■ Directions: Pictures do not belong in the copy; retype the records below exactly.

■ Exercise inputs:
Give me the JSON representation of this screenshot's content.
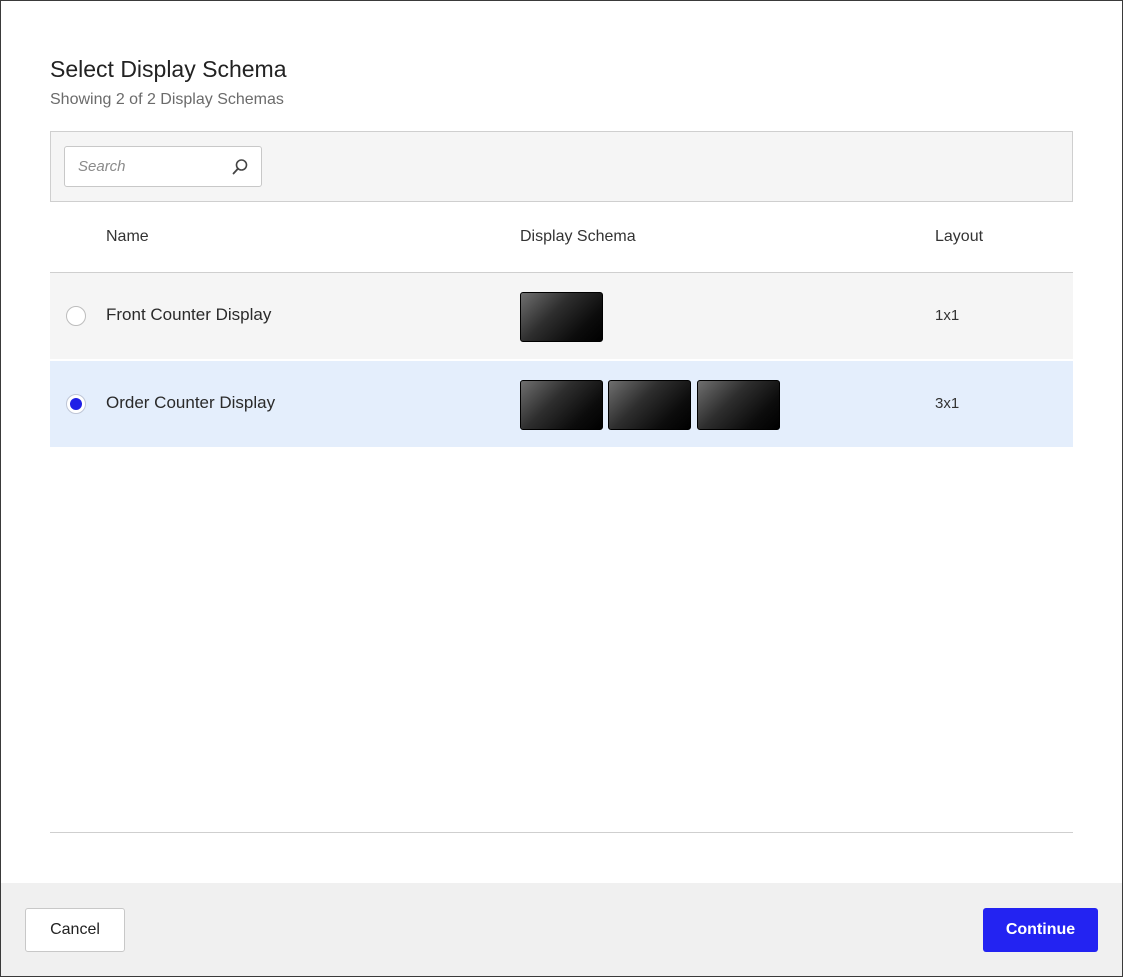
{
  "dialog": {
    "title": "Select Display Schema",
    "subtitle": "Showing 2 of 2 Display Schemas"
  },
  "search": {
    "placeholder": "Search",
    "value": "",
    "icon": "search-icon"
  },
  "table": {
    "columns": [
      "Name",
      "Display Schema",
      "Layout"
    ],
    "rows": [
      {
        "name": "Front Counter Display",
        "layout": "1x1",
        "screen_count": 1,
        "selected": false
      },
      {
        "name": "Order Counter Display",
        "layout": "3x1",
        "screen_count": 3,
        "selected": true
      }
    ]
  },
  "footer": {
    "cancel_label": "Cancel",
    "continue_label": "Continue"
  },
  "colors": {
    "accent": "#2323f2",
    "selected_row": "#e4eefc",
    "row_bg": "#f5f5f5"
  }
}
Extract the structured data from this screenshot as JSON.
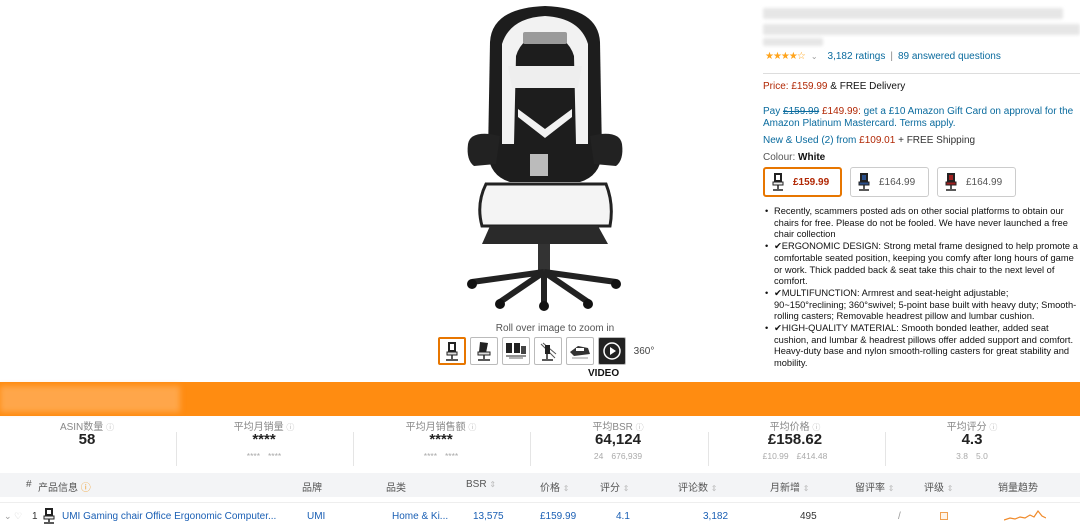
{
  "gallery": {
    "zoom_hint": "Roll over image to zoom in",
    "spin_label": "360°",
    "video_label": "VIDEO",
    "thumbnail_count": 7
  },
  "buybox": {
    "rating_value": 4,
    "stars_text": "★★★★☆",
    "ratings_count": "3,182 ratings",
    "separator": "|",
    "answered": "89 answered questions",
    "price_label": "Price:",
    "price": "£159.99",
    "delivery": "& FREE Delivery",
    "pay_prefix": "Pay",
    "pay_old": "£159.99",
    "pay_new": "£149.99:",
    "pay_rest": "get a £10 Amazon Gift Card on approval for the Amazon Platinum Mastercard.",
    "terms": "Terms apply.",
    "used_link": "New & Used (2) from",
    "used_price": "£109.01",
    "used_shipping": "+ FREE Shipping",
    "colour_label": "Colour:",
    "colour_value": "White",
    "swatches": [
      {
        "price": "£159.99",
        "accent": "#ffffff"
      },
      {
        "price": "£164.99",
        "accent": "#2a4f8a"
      },
      {
        "price": "£164.99",
        "accent": "#a02020"
      }
    ],
    "bullets": [
      "Recently, scammers posted ads on other social platforms to obtain our chairs for free. Please do not be fooled. We have never launched a free chair collection",
      "✔ERGONOMIC DESIGN: Strong metal frame designed to help promote a comfortable seated position, keeping you comfy after long hours of game or work. Thick padded back & seat take this chair to the next level of comfort.",
      "✔MULTIFUNCTION: Armrest and seat-height adjustable; 90~150°reclining; 360°swivel; 5-point base built with heavy duty; Smooth-rolling casters; Removable headrest pillow and lumbar cushion.",
      "✔HIGH-QUALITY MATERIAL: Smooth bonded leather, added seat cushion, and lumbar & headrest pillows offer added support and comfort. Heavy-duty base and nylon smooth-rolling casters for great stability and mobility."
    ]
  },
  "stats": [
    {
      "label": "ASIN数量",
      "value": "58",
      "sub": []
    },
    {
      "label": "平均月销量",
      "value": "****",
      "sub": [
        "****",
        "****"
      ]
    },
    {
      "label": "平均月销售额",
      "value": "****",
      "sub": [
        "****",
        "****"
      ]
    },
    {
      "label": "平均BSR",
      "value": "64,124",
      "sub": [
        "24",
        "676,939"
      ]
    },
    {
      "label": "平均价格",
      "value": "£158.62",
      "sub": [
        "£10.99",
        "£414.48"
      ]
    },
    {
      "label": "平均评分",
      "value": "4.3",
      "sub": [
        "3.8",
        "5.0"
      ]
    }
  ],
  "table": {
    "headers": {
      "num": "#",
      "product": "产品信息",
      "brand": "品牌",
      "category": "品类",
      "bsr": "BSR",
      "price": "价格",
      "rating": "评分",
      "reviews": "评论数",
      "monthly_new": "月新增",
      "review_rate": "留评率",
      "grade": "评级",
      "trend": "销量趋势"
    },
    "row": {
      "index": "1",
      "product": "UMI Gaming chair Office Ergonomic Computer...",
      "brand": "UMI",
      "category": "Home & Ki...",
      "bsr": "13,575",
      "price": "£159.99",
      "rating": "4.1",
      "reviews": "3,182",
      "monthly_new": "495",
      "review_rate": "/"
    }
  },
  "colors": {
    "accent": "#ff8c11",
    "link": "#0a6b9e",
    "price_red": "#b12704",
    "selected_border": "#e77600"
  }
}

■ Exercise response:
Give me the JSON representation of this screenshot's content.
{
  "dialog": {
    "title": "Select Display Schema",
    "subtitle": "Showing 2 of 2 Display Schemas"
  },
  "search": {
    "placeholder": "Search",
    "value": "",
    "icon": "search-icon"
  },
  "table": {
    "columns": [
      "Name",
      "Display Schema",
      "Layout"
    ],
    "rows": [
      {
        "name": "Front Counter Display",
        "layout": "1x1",
        "screen_count": 1,
        "selected": false
      },
      {
        "name": "Order Counter Display",
        "layout": "3x1",
        "screen_count": 3,
        "selected": true
      }
    ]
  },
  "footer": {
    "cancel_label": "Cancel",
    "continue_label": "Continue"
  },
  "colors": {
    "accent": "#2323f2",
    "selected_row": "#e4eefc",
    "row_bg": "#f5f5f5"
  }
}
Extract the structured data from this screenshot as JSON.
{
  "gallery": {
    "zoom_hint": "Roll over image to zoom in",
    "spin_label": "360°",
    "video_label": "VIDEO",
    "thumbnail_count": 7
  },
  "buybox": {
    "rating_value": 4,
    "stars_text": "★★★★☆",
    "ratings_count": "3,182 ratings",
    "separator": "|",
    "answered": "89 answered questions",
    "price_label": "Price:",
    "price": "£159.99",
    "delivery": "& FREE Delivery",
    "pay_prefix": "Pay",
    "pay_old": "£159.99",
    "pay_new": "£149.99:",
    "pay_rest": "get a £10 Amazon Gift Card on approval for the Amazon Platinum Mastercard.",
    "terms": "Terms apply.",
    "used_link": "New & Used (2) from",
    "used_price": "£109.01",
    "used_shipping": "+ FREE Shipping",
    "colour_label": "Colour:",
    "colour_value": "White",
    "swatches": [
      {
        "price": "£159.99",
        "accent": "#ffffff"
      },
      {
        "price": "£164.99",
        "accent": "#2a4f8a"
      },
      {
        "price": "£164.99",
        "accent": "#a02020"
      }
    ],
    "bullets": [
      "Recently, scammers posted ads on other social platforms to obtain our chairs for free. Please do not be fooled. We have never launched a free chair collection",
      "✔ERGONOMIC DESIGN: Strong metal frame designed to help promote a comfortable seated position, keeping you comfy after long hours of game or work. Thick padded back & seat take this chair to the next level of comfort.",
      "✔MULTIFUNCTION: Armrest and seat-height adjustable; 90~150°reclining; 360°swivel; 5-point base built with heavy duty; Smooth-rolling casters; Removable headrest pillow and lumbar cushion.",
      "✔HIGH-QUALITY MATERIAL: Smooth bonded leather, added seat cushion, and lumbar & headrest pillows offer added support and comfort. Heavy-duty base and nylon smooth-rolling casters for great stability and mobility."
    ]
  },
  "stats": [
    {
      "label": "ASIN数量",
      "value": "58",
      "sub": []
    },
    {
      "label": "平均月销量",
      "value": "****",
      "sub": [
        "****",
        "****"
      ]
    },
    {
      "label": "平均月销售额",
      "value": "****",
      "sub": [
        "****",
        "****"
      ]
    },
    {
      "label": "平均BSR",
      "value": "64,124",
      "sub": [
        "24",
        "676,939"
      ]
    },
    {
      "label": "平均价格",
      "value": "£158.62",
      "sub": [
        "£10.99",
        "£414.48"
      ]
    },
    {
      "label": "平均评分",
      "value": "4.3",
      "sub": [
        "3.8",
        "5.0"
      ]
    }
  ],
  "table": {
    "headers": {
      "num": "#",
      "product": "产品信息",
      "brand": "品牌",
      "category": "品类",
      "bsr": "BSR",
      "price": "价格",
      "rating": "评分",
      "reviews": "评论数",
      "monthly_new": "月新增",
      "review_rate": "留评率",
      "grade": "评级",
      "trend": "销量趋势"
    },
    "row": {
      "index": "1",
      "product": "UMI Gaming chair Office Ergonomic Computer...",
      "brand": "UMI",
      "category": "Home & Ki...",
      "bsr": "13,575",
      "price": "£159.99",
      "rating": "4.1",
      "reviews": "3,182",
      "monthly_new": "495",
      "review_rate": "/"
    }
  },
  "colors": {
    "accent": "#ff8c11",
    "link": "#0a6b9e",
    "price_red": "#b12704",
    "selected_border": "#e77600"
  }
}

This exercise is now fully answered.